++++ Material supplied

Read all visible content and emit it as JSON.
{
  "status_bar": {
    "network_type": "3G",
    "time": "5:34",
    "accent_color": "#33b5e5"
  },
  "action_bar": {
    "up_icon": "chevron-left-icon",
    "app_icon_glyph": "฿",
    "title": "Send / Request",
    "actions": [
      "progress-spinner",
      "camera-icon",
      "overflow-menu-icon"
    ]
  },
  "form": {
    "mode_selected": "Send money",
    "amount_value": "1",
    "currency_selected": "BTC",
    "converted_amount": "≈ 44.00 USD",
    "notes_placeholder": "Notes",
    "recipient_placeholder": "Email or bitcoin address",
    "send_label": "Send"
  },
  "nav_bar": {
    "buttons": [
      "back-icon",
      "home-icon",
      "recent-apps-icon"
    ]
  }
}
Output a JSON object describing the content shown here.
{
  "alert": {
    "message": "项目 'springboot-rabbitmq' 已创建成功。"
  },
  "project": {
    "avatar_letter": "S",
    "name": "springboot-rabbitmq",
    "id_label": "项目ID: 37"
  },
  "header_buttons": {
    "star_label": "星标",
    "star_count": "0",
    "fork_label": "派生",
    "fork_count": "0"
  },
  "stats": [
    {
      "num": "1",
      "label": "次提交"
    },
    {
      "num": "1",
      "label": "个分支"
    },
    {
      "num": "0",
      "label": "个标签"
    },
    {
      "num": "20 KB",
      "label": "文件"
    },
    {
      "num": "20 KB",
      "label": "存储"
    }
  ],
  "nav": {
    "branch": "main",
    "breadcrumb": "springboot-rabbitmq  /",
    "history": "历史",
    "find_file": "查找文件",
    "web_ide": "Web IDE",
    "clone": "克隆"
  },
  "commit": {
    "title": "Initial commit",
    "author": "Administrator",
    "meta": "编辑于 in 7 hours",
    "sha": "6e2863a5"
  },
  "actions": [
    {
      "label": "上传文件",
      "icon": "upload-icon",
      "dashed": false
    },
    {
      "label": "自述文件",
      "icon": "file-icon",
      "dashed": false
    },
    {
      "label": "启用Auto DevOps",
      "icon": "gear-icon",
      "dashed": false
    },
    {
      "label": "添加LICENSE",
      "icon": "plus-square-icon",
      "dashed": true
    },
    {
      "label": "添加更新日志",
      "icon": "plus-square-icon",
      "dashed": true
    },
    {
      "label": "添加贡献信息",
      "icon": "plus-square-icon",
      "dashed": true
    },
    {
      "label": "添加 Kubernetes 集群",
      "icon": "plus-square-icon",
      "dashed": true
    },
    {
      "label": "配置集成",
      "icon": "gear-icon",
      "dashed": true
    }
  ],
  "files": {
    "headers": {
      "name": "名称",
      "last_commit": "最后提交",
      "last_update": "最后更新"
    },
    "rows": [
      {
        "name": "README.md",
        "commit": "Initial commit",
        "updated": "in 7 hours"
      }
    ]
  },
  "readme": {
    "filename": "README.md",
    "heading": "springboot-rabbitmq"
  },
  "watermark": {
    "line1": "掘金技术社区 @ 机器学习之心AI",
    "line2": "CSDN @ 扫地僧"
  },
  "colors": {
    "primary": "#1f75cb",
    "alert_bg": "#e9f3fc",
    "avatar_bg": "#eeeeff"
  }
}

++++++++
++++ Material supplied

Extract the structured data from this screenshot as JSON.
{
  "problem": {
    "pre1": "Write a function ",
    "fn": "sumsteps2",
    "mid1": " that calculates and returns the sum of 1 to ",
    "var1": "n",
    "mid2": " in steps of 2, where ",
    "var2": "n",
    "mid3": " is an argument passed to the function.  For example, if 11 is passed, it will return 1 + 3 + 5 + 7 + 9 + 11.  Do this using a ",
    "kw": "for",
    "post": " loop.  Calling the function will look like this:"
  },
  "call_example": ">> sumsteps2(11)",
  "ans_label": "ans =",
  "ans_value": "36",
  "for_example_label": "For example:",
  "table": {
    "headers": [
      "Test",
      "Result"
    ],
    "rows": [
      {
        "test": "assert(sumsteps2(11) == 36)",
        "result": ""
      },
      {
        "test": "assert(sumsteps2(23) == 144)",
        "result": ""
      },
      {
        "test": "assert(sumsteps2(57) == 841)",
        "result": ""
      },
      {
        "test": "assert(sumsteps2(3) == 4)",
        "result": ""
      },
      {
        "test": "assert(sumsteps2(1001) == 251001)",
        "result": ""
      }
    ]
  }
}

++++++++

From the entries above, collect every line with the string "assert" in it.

▶ [Task result]:
        "test": "assert(sumsteps2(11) == 36)",
        "test": "assert(sumsteps2(23) == 144)",
        "test": "assert(sumsteps2(57) == 841)",
        "test": "assert(sumsteps2(3) == 4)",
        "test": "assert(sumsteps2(1001) == 251001)",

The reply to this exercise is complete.